If you've been wondering why the bare-metal client hypervisor that was expected with VMware virtual desktop infrastructure (VDI) software, View 4.5 has been delayed, wonder no more: it has been dumped.
View 4.5 had been originally expected in mid-July, and VMware had even started briefing some analysts and reporters back at the end of May before it changed its mind. But in a question and answer session following the company's financial results report for the second quarter, VMware COO Tod Nielsen (a former Microsoftie like his boss, president and CEO Paul Maritz), waxed poetic about VMware's hopes for VDI and tossed off a comment about View 4.5 shipping in the third quarter.
The VMworld conference hits San Francisco from August 30 through September 2, and now seems the likely rollout for View 4.5.
Nielsen didn't say much about View 4.5's features, but tried to put it into a slightly different context. "Many customers are not looking at a traditional product, feature, and cost/benefit analysis, but are rather asking larger questions about how they are going to manage users in a dramatically changing world defined by mobility, ubiquitous computing, and increasing end-user demand and expectations."
That sure doesn't sound like a new client-side, bare-metal hypervisor.
Just before the call ended, an analyst asked VMware point blank about the client-side hypervisor and some personalization features that have been rumored to have slipped out. It was then that Maritz piped up.
"We are providing client-side — big client-side — functionality with our offline View capability, which comes as part of 4.5," Maritz explained. "The feedback that we got from our customers is the market is not ready yet for a bare-metal, naked hypervisor. So instead we are supplying essentially a Windows-within-Windows hypervisor, which gives us much better coverage over the installed base in particular. The challenge with the bare metal hypervisor is: 'how do you address the installed base?' So we made that change based on customer feedback."
So scratch the bare-metal PC hypervisor, which VMware has been working on since September 2008 and which it said would be called Client Virtualization Platform, or CVP, when it first copped to its existence in February 2009.
That was only a month after VMware's main rival in desktop virtualization, Citrix Systems, launched its XenClient bare-metal hypervisor for Intel's vPro desktops.
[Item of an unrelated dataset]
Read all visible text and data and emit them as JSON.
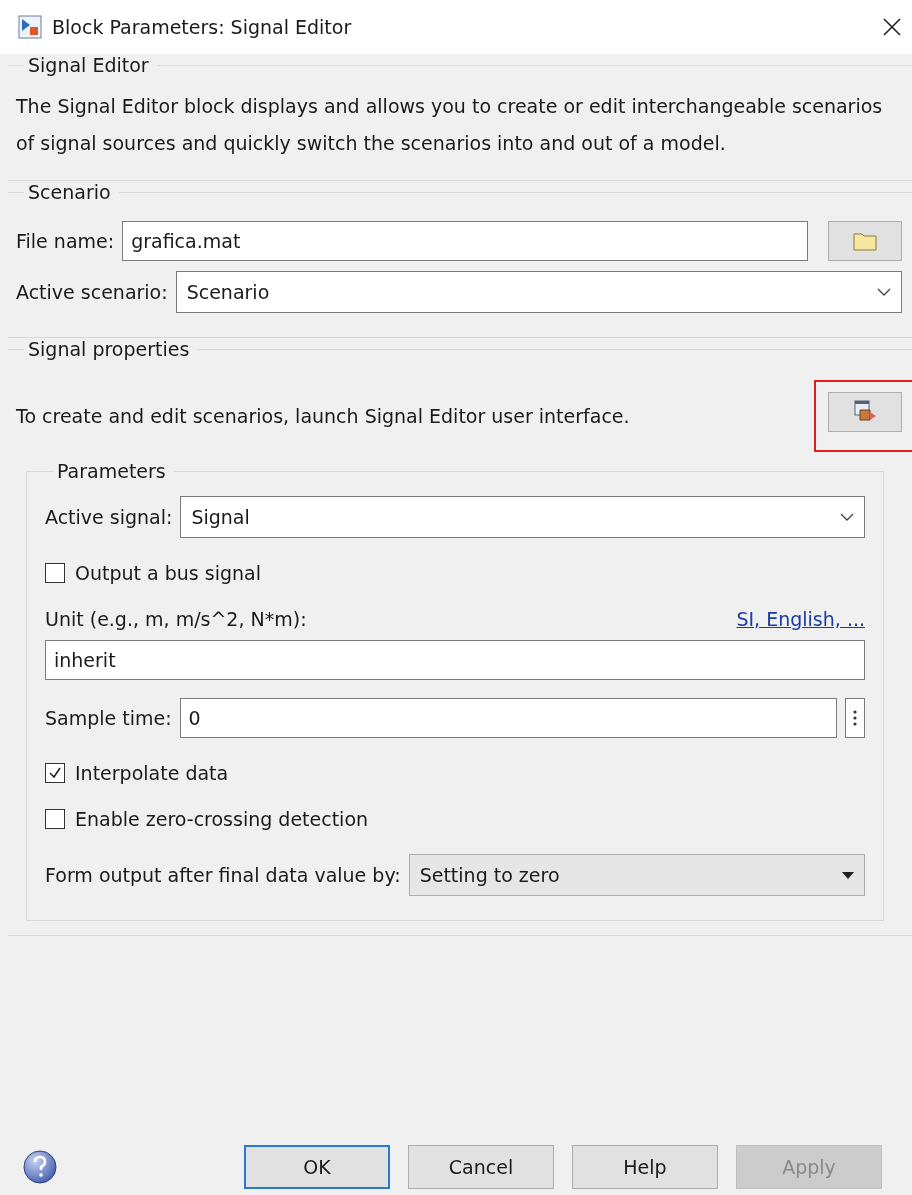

XenClient was supposed to come to market around the end of 2009, but in May of this year it was only available as a product preview.
Citrix has not said when XenClient will be delivered, but has said that XenClient was necessary because some customers want the same kind of rock-solid isolation that a bare metal (or type 1) hypervisor gives compared to a hosted (or type 2) hypervisor. VMware's Workstation PC hypervisor is a type 2 product, and View serves up PC images over a network from a cluster of servers running VMware's ESX Server hypervisor — also a bare-metal bit of code.
The real problem seems to be that there are myriad different PCs that need to be supported with a bare-metal hypervisor — too many for it to be a profitable business, perhaps. With a hosted hypervisor such as VMware Workstation, the hardware compatibility is the problem of Microsoft and its Windows, or a commercial distributor with its Linux, which provide the host environment for the hypervisor.
This is why Citrix limited its XenClient to Intel's vPro machines: to simplify the set of iron it needed to support. And that relatively small installed base of vPro machines is probably why Citrix is not rushing to get XenClient out the door.
All the arguments that Citrix and VMware made about needing a bare-metal hypervisor for PCs still stand, of course. Many customers want to have isolated partitions on their machines with different personalization and security settings, allowing users to mix personal and business applications on the same machine without jeopardizing security in the biz apps.
End users want to work offline, which network-based VDI solutions don't allow. And they want the higher performance and better security that a bare-metal hypervisor can bring, since it is not running atop another operating system, which eats CPU cycles and memory and which has its own security issues. ®